[PROVIDED DATA — start]

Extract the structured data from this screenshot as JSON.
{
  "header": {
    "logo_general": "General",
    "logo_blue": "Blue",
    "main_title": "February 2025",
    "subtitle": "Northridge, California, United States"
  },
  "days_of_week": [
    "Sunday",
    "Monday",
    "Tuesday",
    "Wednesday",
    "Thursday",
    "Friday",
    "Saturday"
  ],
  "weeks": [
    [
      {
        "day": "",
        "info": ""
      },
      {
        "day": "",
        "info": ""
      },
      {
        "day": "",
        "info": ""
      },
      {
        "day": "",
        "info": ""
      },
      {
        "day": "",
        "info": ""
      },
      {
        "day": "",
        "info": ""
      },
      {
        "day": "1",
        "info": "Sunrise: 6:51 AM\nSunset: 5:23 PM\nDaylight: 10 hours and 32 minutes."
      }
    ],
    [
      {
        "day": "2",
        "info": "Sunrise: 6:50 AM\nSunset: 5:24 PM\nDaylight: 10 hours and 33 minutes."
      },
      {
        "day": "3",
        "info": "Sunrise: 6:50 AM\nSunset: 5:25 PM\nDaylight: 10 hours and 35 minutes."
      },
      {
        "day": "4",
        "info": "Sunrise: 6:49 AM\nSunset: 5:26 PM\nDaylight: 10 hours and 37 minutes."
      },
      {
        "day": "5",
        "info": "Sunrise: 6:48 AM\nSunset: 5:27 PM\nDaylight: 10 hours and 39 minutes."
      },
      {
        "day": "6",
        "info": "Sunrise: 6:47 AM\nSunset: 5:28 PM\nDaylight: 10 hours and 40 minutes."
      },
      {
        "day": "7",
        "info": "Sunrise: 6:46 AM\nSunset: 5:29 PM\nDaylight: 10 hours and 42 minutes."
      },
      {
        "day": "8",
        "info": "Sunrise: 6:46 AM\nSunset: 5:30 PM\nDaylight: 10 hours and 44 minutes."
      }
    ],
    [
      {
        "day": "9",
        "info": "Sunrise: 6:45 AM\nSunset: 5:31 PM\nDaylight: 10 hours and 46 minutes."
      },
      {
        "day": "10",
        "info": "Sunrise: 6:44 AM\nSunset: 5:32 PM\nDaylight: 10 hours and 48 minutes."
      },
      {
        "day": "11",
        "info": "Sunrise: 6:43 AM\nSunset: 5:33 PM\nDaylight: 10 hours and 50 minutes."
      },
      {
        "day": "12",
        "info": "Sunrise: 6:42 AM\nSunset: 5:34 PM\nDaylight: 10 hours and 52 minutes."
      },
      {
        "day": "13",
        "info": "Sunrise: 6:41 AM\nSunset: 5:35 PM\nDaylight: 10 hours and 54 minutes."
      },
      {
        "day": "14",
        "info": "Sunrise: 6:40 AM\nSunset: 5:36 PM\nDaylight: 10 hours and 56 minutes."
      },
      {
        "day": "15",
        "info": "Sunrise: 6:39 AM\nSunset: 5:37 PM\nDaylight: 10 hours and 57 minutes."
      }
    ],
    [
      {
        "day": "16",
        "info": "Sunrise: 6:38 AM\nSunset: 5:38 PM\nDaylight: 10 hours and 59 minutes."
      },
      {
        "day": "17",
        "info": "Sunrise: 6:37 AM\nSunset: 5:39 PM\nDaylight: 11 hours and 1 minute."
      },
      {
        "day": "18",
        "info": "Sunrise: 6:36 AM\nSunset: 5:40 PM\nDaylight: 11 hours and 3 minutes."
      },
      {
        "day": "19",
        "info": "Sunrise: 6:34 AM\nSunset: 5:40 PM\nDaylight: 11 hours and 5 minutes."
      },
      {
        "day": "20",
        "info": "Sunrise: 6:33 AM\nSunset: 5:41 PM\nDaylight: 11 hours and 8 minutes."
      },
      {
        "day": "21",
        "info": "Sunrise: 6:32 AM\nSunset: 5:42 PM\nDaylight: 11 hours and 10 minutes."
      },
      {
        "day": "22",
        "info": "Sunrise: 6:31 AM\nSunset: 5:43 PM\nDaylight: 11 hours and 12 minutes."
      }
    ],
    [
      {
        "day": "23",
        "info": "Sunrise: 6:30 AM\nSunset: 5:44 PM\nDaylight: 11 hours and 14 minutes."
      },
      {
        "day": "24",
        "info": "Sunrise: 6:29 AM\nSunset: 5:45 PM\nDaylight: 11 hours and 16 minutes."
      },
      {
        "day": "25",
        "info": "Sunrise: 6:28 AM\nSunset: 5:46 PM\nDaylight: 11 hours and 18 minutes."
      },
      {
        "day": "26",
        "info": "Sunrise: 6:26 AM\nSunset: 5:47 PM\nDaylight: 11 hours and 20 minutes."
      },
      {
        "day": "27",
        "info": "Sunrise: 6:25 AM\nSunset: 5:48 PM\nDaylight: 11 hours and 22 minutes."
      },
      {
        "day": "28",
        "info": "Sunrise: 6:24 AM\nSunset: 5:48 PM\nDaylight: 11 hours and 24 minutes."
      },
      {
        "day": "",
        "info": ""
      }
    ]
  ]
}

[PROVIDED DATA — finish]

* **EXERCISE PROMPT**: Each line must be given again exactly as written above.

* **ANSWER TO THIS PROBLEM**:
Extract the structured data from this screenshot as JSON.
{
  "header": {
    "logo_general": "General",
    "logo_blue": "Blue",
    "main_title": "February 2025",
    "subtitle": "Northridge, California, United States"
  },
  "days_of_week": [
    "Sunday",
    "Monday",
    "Tuesday",
    "Wednesday",
    "Thursday",
    "Friday",
    "Saturday"
  ],
  "weeks": [
    [
      {
        "day": "",
        "info": ""
      },
      {
        "day": "",
        "info": ""
      },
      {
        "day": "",
        "info": ""
      },
      {
        "day": "",
        "info": ""
      },
      {
        "day": "",
        "info": ""
      },
      {
        "day": "",
        "info": ""
      },
      {
        "day": "1",
        "info": "Sunrise: 6:51 AM\nSunset: 5:23 PM\nDaylight: 10 hours and 32 minutes."
      }
    ],
    [
      {
        "day": "2",
        "info": "Sunrise: 6:50 AM\nSunset: 5:24 PM\nDaylight: 10 hours and 33 minutes."
      },
      {
        "day": "3",
        "info": "Sunrise: 6:50 AM\nSunset: 5:25 PM\nDaylight: 10 hours and 35 minutes."
      },
      {
        "day": "4",
        "info": "Sunrise: 6:49 AM\nSunset: 5:26 PM\nDaylight: 10 hours and 37 minutes."
      },
      {
        "day": "5",
        "info": "Sunrise: 6:48 AM\nSunset: 5:27 PM\nDaylight: 10 hours and 39 minutes."
      },
      {
        "day": "6",
        "info": "Sunrise: 6:47 AM\nSunset: 5:28 PM\nDaylight: 10 hours and 40 minutes."
      },
      {
        "day": "7",
        "info": "Sunrise: 6:46 AM\nSunset: 5:29 PM\nDaylight: 10 hours and 42 minutes."
      },
      {
        "day": "8",
        "info": "Sunrise: 6:46 AM\nSunset: 5:30 PM\nDaylight: 10 hours and 44 minutes."
      }
    ],
    [
      {
        "day": "9",
        "info": "Sunrise: 6:45 AM\nSunset: 5:31 PM\nDaylight: 10 hours and 46 minutes."
      },
      {
        "day": "10",
        "info": "Sunrise: 6:44 AM\nSunset: 5:32 PM\nDaylight: 10 hours and 48 minutes."
      },
      {
        "day": "11",
        "info": "Sunrise: 6:43 AM\nSunset: 5:33 PM\nDaylight: 10 hours and 50 minutes."
      },
      {
        "day": "12",
        "info": "Sunrise: 6:42 AM\nSunset: 5:34 PM\nDaylight: 10 hours and 52 minutes."
      },
      {
        "day": "13",
        "info": "Sunrise: 6:41 AM\nSunset: 5:35 PM\nDaylight: 10 hours and 54 minutes."
      },
      {
        "day": "14",
        "info": "Sunrise: 6:40 AM\nSunset: 5:36 PM\nDaylight: 10 hours and 56 minutes."
      },
      {
        "day": "15",
        "info": "Sunrise: 6:39 AM\nSunset: 5:37 PM\nDaylight: 10 hours and 57 minutes."
      }
    ],
    [
      {
        "day": "16",
        "info": "Sunrise: 6:38 AM\nSunset: 5:38 PM\nDaylight: 10 hours and 59 minutes."
      },
      {
        "day": "17",
        "info": "Sunrise: 6:37 AM\nSunset: 5:39 PM\nDaylight: 11 hours and 1 minute."
      },
      {
        "day": "18",
        "info": "Sunrise: 6:36 AM\nSunset: 5:40 PM\nDaylight: 11 hours and 3 minutes."
      },
      {
        "day": "19",
        "info": "Sunrise: 6:34 AM\nSunset: 5:40 PM\nDaylight: 11 hours and 5 minutes."
      },
      {
        "day": "20",
        "info": "Sunrise: 6:33 AM\nSunset: 5:41 PM\nDaylight: 11 hours and 8 minutes."
      },
      {
        "day": "21",
        "info": "Sunrise: 6:32 AM\nSunset: 5:42 PM\nDaylight: 11 hours and 10 minutes."
      },
      {
        "day": "22",
        "info": "Sunrise: 6:31 AM\nSunset: 5:43 PM\nDaylight: 11 hours and 12 minutes."
      }
    ],
    [
      {
        "day": "23",
        "info": "Sunrise: 6:30 AM\nSunset: 5:44 PM\nDaylight: 11 hours and 14 minutes."
      },
      {
        "day": "24",
        "info": "Sunrise: 6:29 AM\nSunset: 5:45 PM\nDaylight: 11 hours and 16 minutes."
      },
      {
        "day": "25",
        "info": "Sunrise: 6:28 AM\nSunset: 5:46 PM\nDaylight: 11 hours and 18 minutes."
      },
      {
        "day": "26",
        "info": "Sunrise: 6:26 AM\nSunset: 5:47 PM\nDaylight: 11 hours and 20 minutes."
      },
      {
        "day": "27",
        "info": "Sunrise: 6:25 AM\nSunset: 5:48 PM\nDaylight: 11 hours and 22 minutes."
      },
      {
        "day": "28",
        "info": "Sunrise: 6:24 AM\nSunset: 5:48 PM\nDaylight: 11 hours and 24 minutes."
      },
      {
        "day": "",
        "info": ""
      }
    ]
  ]
}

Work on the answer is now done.